As the plane was banking to swoop low, either its wing or tail assembly struck a power line, causing it to veer out of control, The Sentinel reported on Nov. 2. “Its nose dived to the soft earth of a wheat field, turned over and then righted itself.” The crash location was about 1.5 miles east of Carlisle along a road connecting present-day Route 11 and Claremont Road.
The pilot was a 40-year-old Harrisburg man named W.R. Simpson. He suffered from shock and a fractured right ankle. The co-pilot was a 17-year-old boy from Campbelltown, Lebanon County, named Charles W. Jamison. He was in the seat beside Simpson.
The Sentinel reported how Jamison was thrown clear of the cockpit as the plane skidded along the ground. He escaped with only bruises. Both men were taken by ambulance to the post hospital at Carlisle Barracks where they stayed overnight. The irony was the ambulance was in the same column of medical officers the plane was assigned to bomb with bags of flour.
Authorities launched an investigation into the cause of the plane crash. “A two-foot section of a wing was found 75 yards from the plane which was badly damaged,” the newspaper story reads. “Both wheels were ripped off and the wings crumbled.”
Ready for duty
The Civil Air Patrol in Pennsylvania was involved in home front defense almost from day one. Three weeks after the U.S. declared war on Japan, The Sentinel published a United Press article on Dec. 29, 1941, calling on the state’s 8,000 civilian pilots and student flyers to volunteer and do their part in service squadrons that were being organized.
Charles W. Anderson, a Carlisle banker and civilian pilot, was appointed Civil Air Patrol group commander for south-central Pennsylvania on Jan. 27, 1942. Six of his seven staff officers had direct connections to Cumberland County.

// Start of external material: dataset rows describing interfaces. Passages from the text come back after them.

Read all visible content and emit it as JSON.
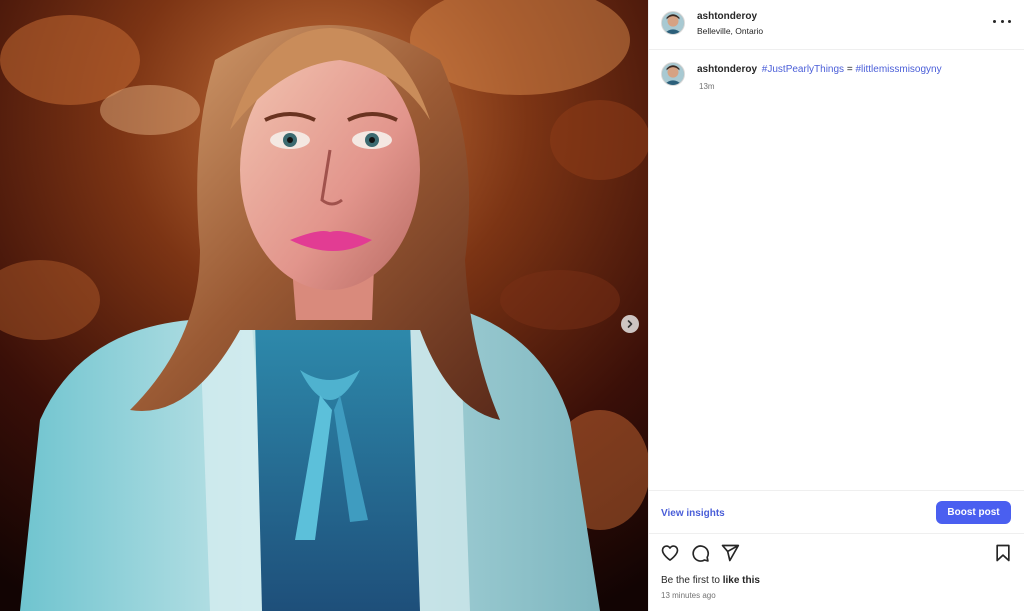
{
  "post": {
    "media": {
      "alt": "",
      "next_button_icon": "chevron-right-icon",
      "carousel_has_next": true
    },
    "header": {
      "username": "ashtonderoy",
      "location": "Belleville, Ontario",
      "more_icon": "more-horizontal-icon"
    },
    "caption": {
      "username": "ashtonderoy",
      "hashtag_1": "#JustPearlyThings",
      "separator": " = ",
      "hashtag_2": "#littlemissmisogyny",
      "time": "13m"
    },
    "actions": {
      "insights_label": "View insights",
      "boost_label": "Boost post"
    },
    "icons": {
      "like": "heart-icon",
      "comment": "comment-bubble-icon",
      "share": "paper-plane-icon",
      "save": "bookmark-icon"
    },
    "likes": {
      "prefix": "Be the first to ",
      "emphasis": "like this"
    },
    "timestamp": "13 minutes ago"
  },
  "colors": {
    "link_blue": "#4a5ed8",
    "boost_button": "#4a5ff0",
    "text": "#262626",
    "muted_text": "#737373"
  }
}
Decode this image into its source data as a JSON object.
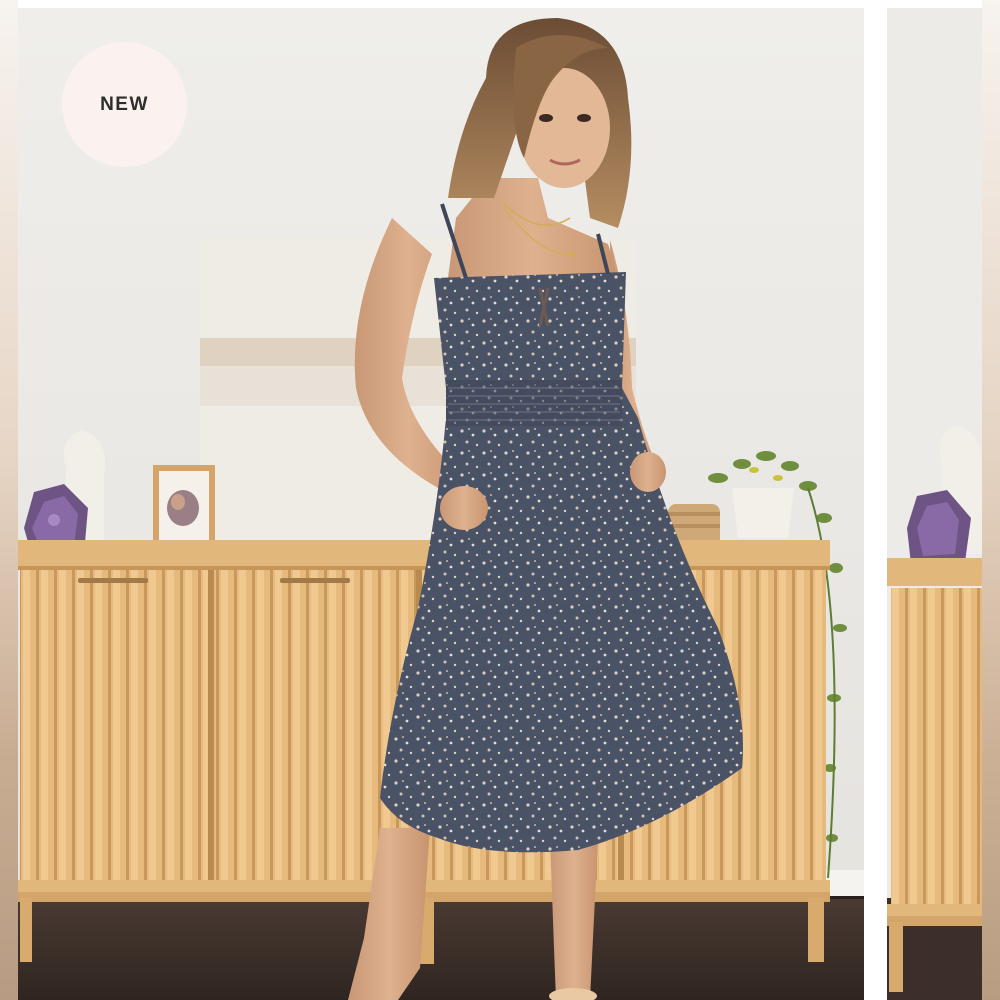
{
  "product_gallery": {
    "badge": {
      "label": "NEW"
    },
    "slides": [
      {
        "icon": "model-in-floral-midi-dress-photo"
      },
      {
        "icon": "sideboard-detail-photo"
      }
    ]
  },
  "colors": {
    "badge_bg": "#fbf1ee",
    "badge_text": "#2d2d2d",
    "wall": "#eceae6",
    "wood": "#e4b77a",
    "dress": "#4a5266"
  }
}
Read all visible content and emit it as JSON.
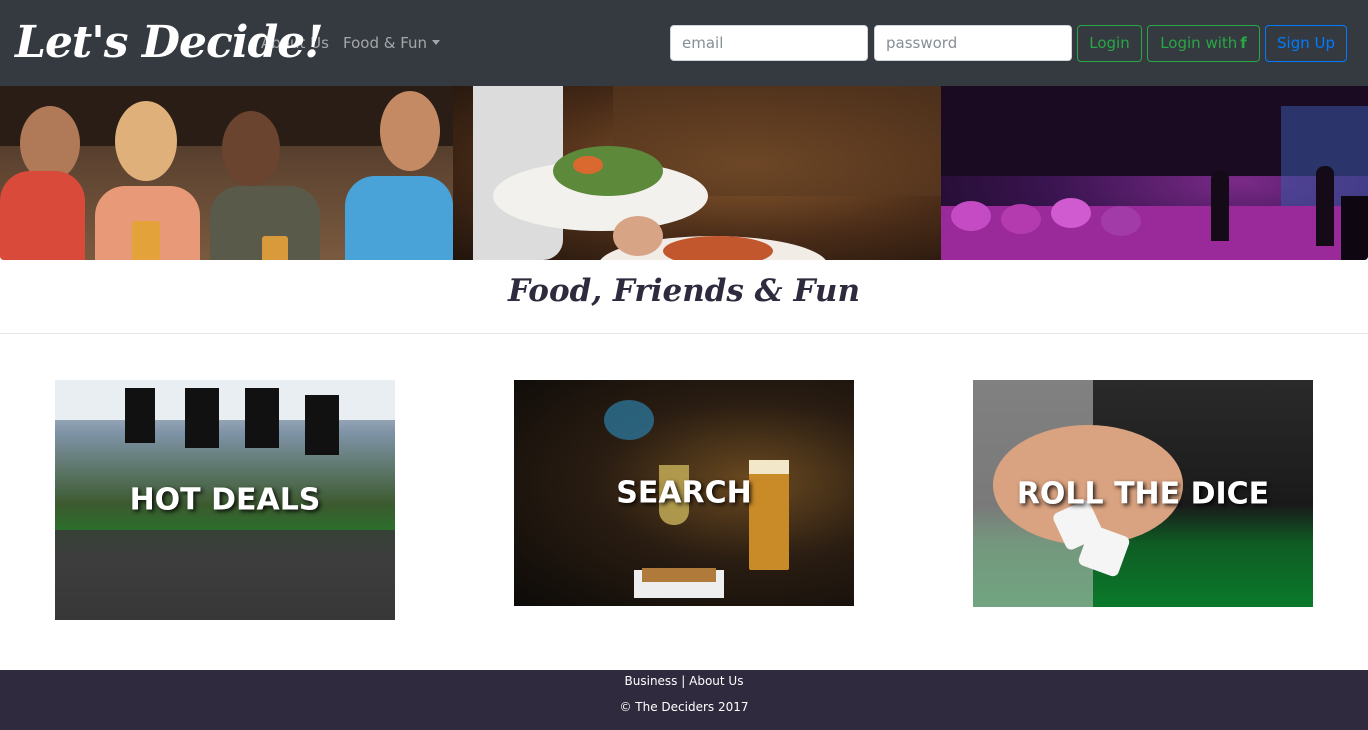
{
  "navbar": {
    "brand": "Let's Decide!",
    "links": [
      {
        "label": "About Us"
      },
      {
        "label": "Food & Fun"
      }
    ],
    "email_placeholder": "email",
    "password_placeholder": "password",
    "login_label": "Login",
    "login_fb_label": "Login with",
    "fb_icon_glyph": "f",
    "signup_label": "Sign Up"
  },
  "tagline": "Food, Friends & Fun",
  "cards": [
    {
      "label": "HOT DEALS",
      "icon": "stadium-photo"
    },
    {
      "label": "SEARCH",
      "icon": "bar-drinks-photo"
    },
    {
      "label": "ROLL THE DICE",
      "icon": "dice-photo"
    }
  ],
  "footer": {
    "business_link": "Business",
    "separator": "|",
    "about_link": "About Us",
    "copyright": "© The Deciders 2017"
  },
  "colors": {
    "navbar_bg": "#343a40",
    "footer_bg": "#2f2a3d",
    "success": "#28a745",
    "primary": "#007bff"
  }
}
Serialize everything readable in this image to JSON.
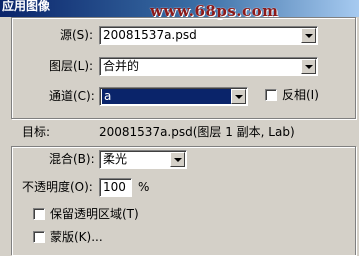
{
  "window": {
    "title": "应用图像",
    "watermark": "www.68ps.com"
  },
  "source_group": {
    "source_label": "源(S):",
    "source_value": "20081537a.psd",
    "layer_label": "图层(L):",
    "layer_value": "合并的",
    "channel_label": "通道(C):",
    "channel_value": "a",
    "invert_label": "反相(I)",
    "invert_checked": false
  },
  "target": {
    "label": "目标:",
    "value": "20081537a.psd(图层 1 副本, Lab)"
  },
  "blend_group": {
    "blend_label": "混合(B):",
    "blend_value": "柔光",
    "opacity_label": "不透明度(O):",
    "opacity_value": "100",
    "opacity_unit": "%",
    "preserve_label": "保留透明区域(T)",
    "preserve_checked": false,
    "mask_label": "蒙版(K)...",
    "mask_checked": false
  }
}
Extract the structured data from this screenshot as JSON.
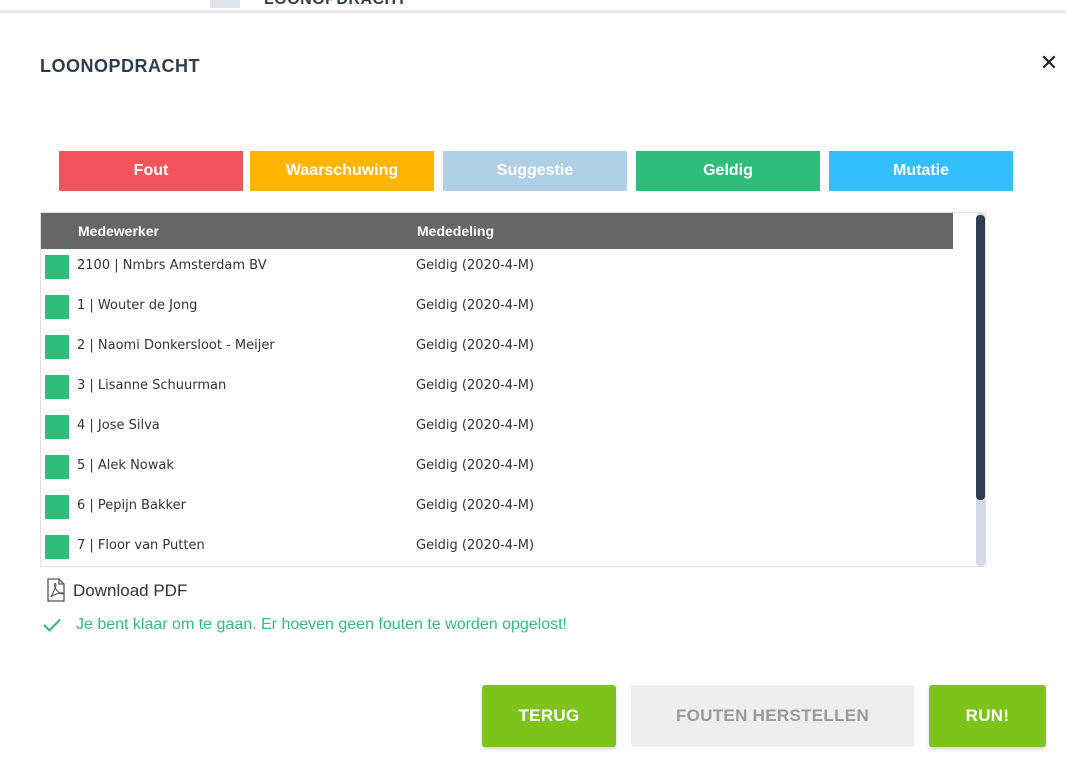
{
  "background": {
    "title": "LOONOPDRACHT"
  },
  "dialog": {
    "title": "LOONOPDRACHT",
    "close_glyph": "✕"
  },
  "legend": [
    {
      "label": "Fout",
      "color": "#f2545b"
    },
    {
      "label": "Waarschuwing",
      "color": "#ffb400"
    },
    {
      "label": "Suggestie",
      "color": "#aecfe4"
    },
    {
      "label": "Geldig",
      "color": "#2fbe7a"
    },
    {
      "label": "Mutatie",
      "color": "#33bfff"
    }
  ],
  "table": {
    "headers": {
      "employee": "Medewerker",
      "message": "Mededeling"
    },
    "status_color": "#2fbe7a",
    "rows": [
      {
        "employee": "2100 | Nmbrs Amsterdam BV",
        "message": "Geldig (2020-4-M)"
      },
      {
        "employee": "1 | Wouter de Jong",
        "message": "Geldig (2020-4-M)"
      },
      {
        "employee": "2 | Naomi Donkersloot - Meijer",
        "message": "Geldig (2020-4-M)"
      },
      {
        "employee": "3 | Lisanne Schuurman",
        "message": "Geldig (2020-4-M)"
      },
      {
        "employee": "4 | Jose Silva",
        "message": "Geldig (2020-4-M)"
      },
      {
        "employee": "5 | Alek Nowak",
        "message": "Geldig (2020-4-M)"
      },
      {
        "employee": "6 | Pepijn Bakker",
        "message": "Geldig (2020-4-M)"
      },
      {
        "employee": "7 | Floor van Putten",
        "message": "Geldig (2020-4-M)"
      }
    ]
  },
  "download": {
    "label": "Download PDF",
    "icon": "pdf-icon"
  },
  "status": {
    "message": "Je bent klaar om te gaan. Er hoeven geen fouten te worden opgelost!",
    "icon": "checkmark-icon"
  },
  "buttons": {
    "back": "TERUG",
    "fix_errors": "FOUTEN HERSTELLEN",
    "run": "RUN!"
  }
}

The six men were executive officer and adjutant, W.F. Taylor, of Carlisle: personnel and medical officer, Dr. Joe Green Jr., of Carlisle; training and operations officer, John Betz, of New Kingstown; equipment officer, Charles B. Strayer, of Carlisle; administrative officer, R.T. Shearer, of Carlisle; and communications officer, Hoke Franciscus, of Carlisle. Public relations officer Russ Brinkley was from Harrisburg.
Four months later, on May 30, 1942, Anderson led “an armada” of 42 planes from his group to an assembly of several groups at the Black Moshannon Airport about 80 miles away near State College. There the CAP pilots were treated to an exhibition of acrobatic flying by Frank Wilson, operator of the Wilson’s Flying Service at New Kingstown and a prominent air instructor.
In mid-January 1943, the south-central group was among the CAP units to participate in a statewide training exercise that stimulated an enemy invasion of Pennsylvania. For that maneuver, the state wing mobilized 1,000 men with 112 planes at 80 airports, according to The Sentinel. Their task was to fly doctors and nurses on relief missions to “bombed” areas.